### Records from a data source

%%

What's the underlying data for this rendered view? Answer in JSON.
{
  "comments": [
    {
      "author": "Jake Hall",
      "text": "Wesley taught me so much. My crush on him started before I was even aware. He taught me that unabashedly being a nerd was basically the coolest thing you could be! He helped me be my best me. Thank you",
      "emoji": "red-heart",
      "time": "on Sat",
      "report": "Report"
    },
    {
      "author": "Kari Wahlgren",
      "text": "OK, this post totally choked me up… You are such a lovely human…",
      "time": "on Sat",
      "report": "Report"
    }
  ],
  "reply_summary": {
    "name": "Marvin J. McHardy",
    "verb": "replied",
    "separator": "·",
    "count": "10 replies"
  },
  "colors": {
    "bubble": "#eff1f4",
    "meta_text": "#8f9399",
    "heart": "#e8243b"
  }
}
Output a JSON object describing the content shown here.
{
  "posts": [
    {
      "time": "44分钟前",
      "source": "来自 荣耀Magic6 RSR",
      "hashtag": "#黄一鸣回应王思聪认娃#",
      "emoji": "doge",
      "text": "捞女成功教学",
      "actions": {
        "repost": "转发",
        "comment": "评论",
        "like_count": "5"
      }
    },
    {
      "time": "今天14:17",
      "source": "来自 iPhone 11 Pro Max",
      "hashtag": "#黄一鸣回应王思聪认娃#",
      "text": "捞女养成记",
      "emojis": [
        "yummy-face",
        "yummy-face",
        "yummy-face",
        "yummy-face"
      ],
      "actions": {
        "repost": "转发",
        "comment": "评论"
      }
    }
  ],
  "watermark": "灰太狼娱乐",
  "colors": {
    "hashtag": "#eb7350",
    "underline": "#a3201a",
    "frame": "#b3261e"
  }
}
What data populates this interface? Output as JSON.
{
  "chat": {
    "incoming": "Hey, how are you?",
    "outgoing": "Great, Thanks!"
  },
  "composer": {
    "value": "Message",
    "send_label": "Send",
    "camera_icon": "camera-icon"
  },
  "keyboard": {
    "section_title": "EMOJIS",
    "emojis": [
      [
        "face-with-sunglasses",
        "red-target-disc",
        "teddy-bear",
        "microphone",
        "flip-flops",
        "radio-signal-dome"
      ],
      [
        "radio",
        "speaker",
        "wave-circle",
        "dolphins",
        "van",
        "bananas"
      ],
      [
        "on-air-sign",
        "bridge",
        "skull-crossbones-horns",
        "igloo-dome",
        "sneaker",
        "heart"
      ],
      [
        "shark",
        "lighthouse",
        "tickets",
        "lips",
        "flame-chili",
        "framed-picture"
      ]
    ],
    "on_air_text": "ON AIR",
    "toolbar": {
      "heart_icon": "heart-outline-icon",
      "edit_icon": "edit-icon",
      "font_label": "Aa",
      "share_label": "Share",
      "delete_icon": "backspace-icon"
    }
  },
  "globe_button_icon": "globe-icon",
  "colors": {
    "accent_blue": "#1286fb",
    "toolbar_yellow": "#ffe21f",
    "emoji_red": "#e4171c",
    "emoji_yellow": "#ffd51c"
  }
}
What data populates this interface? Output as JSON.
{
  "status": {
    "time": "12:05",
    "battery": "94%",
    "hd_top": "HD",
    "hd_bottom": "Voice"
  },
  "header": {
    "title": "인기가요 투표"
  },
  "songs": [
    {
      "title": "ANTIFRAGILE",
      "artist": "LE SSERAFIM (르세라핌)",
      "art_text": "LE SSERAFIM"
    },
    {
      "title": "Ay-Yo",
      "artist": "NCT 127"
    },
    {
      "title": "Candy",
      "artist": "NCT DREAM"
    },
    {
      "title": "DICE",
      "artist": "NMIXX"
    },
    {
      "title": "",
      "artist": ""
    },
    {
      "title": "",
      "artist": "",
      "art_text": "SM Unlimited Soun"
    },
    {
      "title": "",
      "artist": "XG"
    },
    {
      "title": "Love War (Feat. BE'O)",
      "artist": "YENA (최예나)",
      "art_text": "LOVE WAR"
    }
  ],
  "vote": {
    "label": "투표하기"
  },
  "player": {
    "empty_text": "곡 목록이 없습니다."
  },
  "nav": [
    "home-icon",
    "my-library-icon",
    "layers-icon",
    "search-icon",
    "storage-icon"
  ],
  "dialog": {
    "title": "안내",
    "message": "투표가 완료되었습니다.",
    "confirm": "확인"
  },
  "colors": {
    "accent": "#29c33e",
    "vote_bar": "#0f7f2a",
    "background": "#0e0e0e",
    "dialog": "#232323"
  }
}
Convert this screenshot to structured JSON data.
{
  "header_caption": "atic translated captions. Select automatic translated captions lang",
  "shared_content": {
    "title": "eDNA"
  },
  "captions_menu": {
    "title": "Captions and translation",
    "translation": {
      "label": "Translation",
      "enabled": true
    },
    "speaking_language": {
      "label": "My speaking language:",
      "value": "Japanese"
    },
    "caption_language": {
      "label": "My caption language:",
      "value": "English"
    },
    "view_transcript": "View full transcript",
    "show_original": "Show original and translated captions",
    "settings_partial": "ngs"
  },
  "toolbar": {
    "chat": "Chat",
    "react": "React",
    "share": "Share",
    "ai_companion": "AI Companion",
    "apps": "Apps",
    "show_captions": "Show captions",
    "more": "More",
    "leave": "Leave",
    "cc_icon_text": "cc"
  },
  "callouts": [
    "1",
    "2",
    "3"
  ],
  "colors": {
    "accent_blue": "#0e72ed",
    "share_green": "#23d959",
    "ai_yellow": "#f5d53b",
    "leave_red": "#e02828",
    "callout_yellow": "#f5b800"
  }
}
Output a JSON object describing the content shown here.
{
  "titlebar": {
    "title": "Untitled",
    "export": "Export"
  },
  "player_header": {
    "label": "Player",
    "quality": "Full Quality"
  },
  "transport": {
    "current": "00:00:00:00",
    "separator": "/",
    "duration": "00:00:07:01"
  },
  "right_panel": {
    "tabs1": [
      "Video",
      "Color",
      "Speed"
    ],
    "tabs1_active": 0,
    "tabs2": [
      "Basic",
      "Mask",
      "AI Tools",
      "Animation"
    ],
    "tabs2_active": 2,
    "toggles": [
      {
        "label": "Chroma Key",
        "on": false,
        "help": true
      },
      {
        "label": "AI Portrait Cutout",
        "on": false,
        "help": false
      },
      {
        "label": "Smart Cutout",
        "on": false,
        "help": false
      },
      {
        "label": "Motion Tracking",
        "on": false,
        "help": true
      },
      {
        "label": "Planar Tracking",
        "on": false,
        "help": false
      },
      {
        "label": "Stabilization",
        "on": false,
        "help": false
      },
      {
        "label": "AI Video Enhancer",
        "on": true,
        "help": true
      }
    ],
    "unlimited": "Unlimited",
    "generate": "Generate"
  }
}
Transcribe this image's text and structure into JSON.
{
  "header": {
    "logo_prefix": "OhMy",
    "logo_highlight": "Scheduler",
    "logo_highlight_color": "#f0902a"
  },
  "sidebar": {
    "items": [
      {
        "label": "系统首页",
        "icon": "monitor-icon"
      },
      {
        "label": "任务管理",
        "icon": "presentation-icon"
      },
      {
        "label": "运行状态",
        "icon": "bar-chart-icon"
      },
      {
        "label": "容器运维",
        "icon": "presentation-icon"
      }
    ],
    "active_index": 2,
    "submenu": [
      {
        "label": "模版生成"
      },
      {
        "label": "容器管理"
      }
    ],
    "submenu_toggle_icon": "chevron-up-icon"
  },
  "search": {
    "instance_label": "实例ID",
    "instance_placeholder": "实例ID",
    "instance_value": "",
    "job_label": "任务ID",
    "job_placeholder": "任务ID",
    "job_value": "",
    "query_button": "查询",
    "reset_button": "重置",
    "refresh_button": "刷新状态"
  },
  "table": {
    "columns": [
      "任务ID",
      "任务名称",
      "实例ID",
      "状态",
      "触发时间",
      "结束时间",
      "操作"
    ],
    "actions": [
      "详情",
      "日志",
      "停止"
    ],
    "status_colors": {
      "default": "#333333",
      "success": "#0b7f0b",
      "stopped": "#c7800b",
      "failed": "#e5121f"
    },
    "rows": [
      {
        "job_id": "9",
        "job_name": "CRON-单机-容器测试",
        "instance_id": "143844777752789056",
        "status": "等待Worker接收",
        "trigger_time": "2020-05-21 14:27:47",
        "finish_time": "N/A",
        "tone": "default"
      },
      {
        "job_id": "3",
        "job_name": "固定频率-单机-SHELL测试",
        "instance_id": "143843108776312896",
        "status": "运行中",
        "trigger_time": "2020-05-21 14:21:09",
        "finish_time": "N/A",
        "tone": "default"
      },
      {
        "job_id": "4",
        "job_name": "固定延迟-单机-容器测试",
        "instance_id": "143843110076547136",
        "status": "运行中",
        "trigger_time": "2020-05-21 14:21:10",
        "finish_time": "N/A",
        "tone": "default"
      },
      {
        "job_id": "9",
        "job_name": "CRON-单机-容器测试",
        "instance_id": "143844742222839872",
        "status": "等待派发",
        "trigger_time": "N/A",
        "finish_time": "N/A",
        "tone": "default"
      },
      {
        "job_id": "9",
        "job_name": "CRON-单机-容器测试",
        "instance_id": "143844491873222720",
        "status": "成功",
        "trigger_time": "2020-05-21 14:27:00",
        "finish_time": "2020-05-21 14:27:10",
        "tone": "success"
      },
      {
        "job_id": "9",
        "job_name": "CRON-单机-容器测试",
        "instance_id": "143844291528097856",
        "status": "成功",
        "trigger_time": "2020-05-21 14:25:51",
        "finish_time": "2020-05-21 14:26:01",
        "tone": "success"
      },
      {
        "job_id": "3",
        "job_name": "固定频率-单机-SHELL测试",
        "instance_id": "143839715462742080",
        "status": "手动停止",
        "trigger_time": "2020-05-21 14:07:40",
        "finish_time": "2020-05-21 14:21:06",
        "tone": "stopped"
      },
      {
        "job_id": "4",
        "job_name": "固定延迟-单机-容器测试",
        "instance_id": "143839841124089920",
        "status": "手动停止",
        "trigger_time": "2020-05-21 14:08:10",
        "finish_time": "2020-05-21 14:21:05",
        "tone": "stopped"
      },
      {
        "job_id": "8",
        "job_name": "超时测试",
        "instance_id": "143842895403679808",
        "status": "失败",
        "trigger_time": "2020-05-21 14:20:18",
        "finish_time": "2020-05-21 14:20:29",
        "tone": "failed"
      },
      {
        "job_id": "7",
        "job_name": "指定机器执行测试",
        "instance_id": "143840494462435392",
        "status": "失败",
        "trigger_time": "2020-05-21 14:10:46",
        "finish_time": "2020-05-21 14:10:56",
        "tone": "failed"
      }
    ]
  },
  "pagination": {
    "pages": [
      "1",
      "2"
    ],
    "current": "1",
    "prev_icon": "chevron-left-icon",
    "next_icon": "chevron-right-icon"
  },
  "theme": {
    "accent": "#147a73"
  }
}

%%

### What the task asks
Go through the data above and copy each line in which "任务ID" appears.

### Task output
    "job_label": "任务ID",
    "job_placeholder": "任务ID",
      "任务ID",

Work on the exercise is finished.